Segway RMP440
Echelon Formation
  • Wedge formation is an offensive formation to penetrate and split crowds into smaller groups.
Segway RMP440
Wedge Formation
  • Diamond formation is a defensive formation that offers all-around security when in an open area.
Segway RMP440
Diamond formation

Ideally, the robot designed for this project would be able to execute these formations. The robots should be communicating with eachother sharing location and sensor information to execute this.

Police thoughts

User thoughts



To design this kind of robot there are three sorts of requirements that have to be met. First of all the robot needs to meet some technical requirements, it must have the tools to accomplish something. Then there are two sorts of functional requirements, first there are the requirements about the decision making of the robot. Second there are ethical requirements, while there are a lot of ethical rules when you treat with people.
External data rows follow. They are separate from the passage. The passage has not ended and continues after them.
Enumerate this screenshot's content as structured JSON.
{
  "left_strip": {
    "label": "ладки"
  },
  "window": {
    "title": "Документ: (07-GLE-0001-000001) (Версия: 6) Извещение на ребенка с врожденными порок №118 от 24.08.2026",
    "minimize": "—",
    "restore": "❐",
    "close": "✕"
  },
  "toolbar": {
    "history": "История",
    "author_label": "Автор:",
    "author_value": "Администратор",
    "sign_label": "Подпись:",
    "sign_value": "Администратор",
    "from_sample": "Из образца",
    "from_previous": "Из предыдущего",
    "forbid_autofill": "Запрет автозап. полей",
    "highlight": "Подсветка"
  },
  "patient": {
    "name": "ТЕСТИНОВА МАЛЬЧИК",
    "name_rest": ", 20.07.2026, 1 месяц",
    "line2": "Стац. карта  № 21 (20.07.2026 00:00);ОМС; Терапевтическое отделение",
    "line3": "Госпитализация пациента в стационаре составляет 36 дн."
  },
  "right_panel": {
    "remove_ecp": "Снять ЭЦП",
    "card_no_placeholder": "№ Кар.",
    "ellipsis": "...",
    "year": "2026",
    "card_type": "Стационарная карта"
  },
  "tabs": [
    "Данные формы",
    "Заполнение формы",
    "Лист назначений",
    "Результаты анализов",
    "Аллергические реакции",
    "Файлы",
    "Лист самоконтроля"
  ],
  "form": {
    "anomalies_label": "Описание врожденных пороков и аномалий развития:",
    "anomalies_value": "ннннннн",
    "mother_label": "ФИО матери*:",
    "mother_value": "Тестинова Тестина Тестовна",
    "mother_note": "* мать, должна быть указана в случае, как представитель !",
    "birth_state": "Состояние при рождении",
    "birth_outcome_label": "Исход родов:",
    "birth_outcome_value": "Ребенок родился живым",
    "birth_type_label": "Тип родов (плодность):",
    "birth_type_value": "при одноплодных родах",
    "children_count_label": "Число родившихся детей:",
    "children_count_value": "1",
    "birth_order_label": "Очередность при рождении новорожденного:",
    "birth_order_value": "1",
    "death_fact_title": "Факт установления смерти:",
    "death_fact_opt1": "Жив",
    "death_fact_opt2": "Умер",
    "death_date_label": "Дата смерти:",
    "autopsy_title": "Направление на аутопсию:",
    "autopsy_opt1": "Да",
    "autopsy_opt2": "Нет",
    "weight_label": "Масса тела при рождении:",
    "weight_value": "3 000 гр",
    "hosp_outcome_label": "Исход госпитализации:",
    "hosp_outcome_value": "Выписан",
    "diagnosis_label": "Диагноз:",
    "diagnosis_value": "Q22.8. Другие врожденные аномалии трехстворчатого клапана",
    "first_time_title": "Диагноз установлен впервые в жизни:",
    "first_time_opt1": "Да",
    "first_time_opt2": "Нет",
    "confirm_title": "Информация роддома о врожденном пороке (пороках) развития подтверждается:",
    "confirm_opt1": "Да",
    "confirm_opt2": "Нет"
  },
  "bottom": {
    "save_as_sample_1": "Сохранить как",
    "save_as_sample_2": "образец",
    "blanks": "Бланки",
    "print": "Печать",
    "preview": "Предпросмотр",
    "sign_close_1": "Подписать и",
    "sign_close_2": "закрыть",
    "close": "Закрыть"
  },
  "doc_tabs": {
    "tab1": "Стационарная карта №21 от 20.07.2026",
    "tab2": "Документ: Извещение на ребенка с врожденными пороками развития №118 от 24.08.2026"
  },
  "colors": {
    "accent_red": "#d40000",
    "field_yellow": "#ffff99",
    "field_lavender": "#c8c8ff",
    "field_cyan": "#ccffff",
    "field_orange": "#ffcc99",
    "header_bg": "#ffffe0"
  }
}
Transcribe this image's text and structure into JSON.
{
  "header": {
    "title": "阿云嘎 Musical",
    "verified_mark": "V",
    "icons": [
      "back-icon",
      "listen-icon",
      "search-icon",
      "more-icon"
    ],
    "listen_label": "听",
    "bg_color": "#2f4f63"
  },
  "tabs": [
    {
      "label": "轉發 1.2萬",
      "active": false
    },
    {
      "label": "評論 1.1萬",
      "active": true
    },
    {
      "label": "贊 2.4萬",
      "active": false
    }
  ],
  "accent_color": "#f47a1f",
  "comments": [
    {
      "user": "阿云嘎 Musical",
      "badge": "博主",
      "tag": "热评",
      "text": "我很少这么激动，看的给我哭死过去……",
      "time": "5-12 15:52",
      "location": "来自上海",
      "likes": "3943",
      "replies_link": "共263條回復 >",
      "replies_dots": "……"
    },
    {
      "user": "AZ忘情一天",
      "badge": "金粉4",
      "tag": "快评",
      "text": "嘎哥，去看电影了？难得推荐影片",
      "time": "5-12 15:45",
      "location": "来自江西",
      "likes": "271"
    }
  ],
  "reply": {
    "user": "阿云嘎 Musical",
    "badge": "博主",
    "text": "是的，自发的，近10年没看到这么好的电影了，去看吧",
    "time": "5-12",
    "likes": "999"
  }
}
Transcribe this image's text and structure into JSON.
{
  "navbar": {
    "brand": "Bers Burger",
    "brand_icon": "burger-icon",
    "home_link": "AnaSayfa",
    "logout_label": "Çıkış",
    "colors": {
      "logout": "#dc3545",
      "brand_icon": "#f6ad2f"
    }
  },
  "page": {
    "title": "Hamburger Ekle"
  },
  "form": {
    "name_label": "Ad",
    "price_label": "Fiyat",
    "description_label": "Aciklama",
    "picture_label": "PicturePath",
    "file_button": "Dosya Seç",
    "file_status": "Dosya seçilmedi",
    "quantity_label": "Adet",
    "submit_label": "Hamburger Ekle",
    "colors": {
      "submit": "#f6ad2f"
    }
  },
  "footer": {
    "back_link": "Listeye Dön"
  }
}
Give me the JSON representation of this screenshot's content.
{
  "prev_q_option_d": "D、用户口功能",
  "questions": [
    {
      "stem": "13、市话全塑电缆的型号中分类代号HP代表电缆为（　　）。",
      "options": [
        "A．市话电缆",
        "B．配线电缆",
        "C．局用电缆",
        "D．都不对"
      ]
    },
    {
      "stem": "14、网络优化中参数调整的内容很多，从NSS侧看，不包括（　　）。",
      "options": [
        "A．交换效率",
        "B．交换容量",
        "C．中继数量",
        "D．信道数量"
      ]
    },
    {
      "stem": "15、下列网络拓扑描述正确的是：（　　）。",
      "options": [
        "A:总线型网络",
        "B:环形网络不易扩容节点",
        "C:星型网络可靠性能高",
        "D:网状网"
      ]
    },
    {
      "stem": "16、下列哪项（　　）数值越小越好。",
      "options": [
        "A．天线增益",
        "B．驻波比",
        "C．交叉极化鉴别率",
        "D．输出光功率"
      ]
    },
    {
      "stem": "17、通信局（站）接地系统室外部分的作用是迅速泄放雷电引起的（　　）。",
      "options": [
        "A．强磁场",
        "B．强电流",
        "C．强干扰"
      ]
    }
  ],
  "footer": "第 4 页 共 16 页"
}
Decision making: During a riot, people must be driven to a safer place, the robot has to make a decision when to push the people and to what place. Therefore the robot need to have contact with the other robots and riot police, together they have to make a choice what the best option is. The robot also need to make decisions when it comes to signaling crimes, so they can arrest them.

Technical requirements: The robot has to sustain a lot of violent people, so it needs to be made out of sustainable, hard materials. Next to that it has to stand solid as people will try to push it over, it must hold over 10 people pushing against the robot. Furthermore it must have the ability to arrest people, so it has to have a mechanism to hold people. For making the decisions the robot must see, it has to have an overview of the situation, it must detect people, actions and safer places.

Ethical requirements: Because you are dealing with people there are a lot of ethical rulings you have to take in mind. You can't assault a troublemaker without any reason, also the means are restricted by these ethics. Shooting is easily ethical irresponsible, you also can't hold a person without reason. These ethical decisions will have to be implemented in the decision making, in a further stage of the project we will discuss the ethical restrictions and possibilities.



Validity of design

Police thoughs

User tests



Endeavor Robotics Kobra Endeavor Robotics Kobra Spec Sheet Segway RMP440 Spec Sheet PEAPF Navigation technique Crowd Control Technique

1. catagorizeren papers 2. Lezen 3. Probleemstelling opstellen: Waarom is onze robot nodig? 4. Definiëren wat we gaan inleveren/deliveren.

Papers and articles:

Personal tools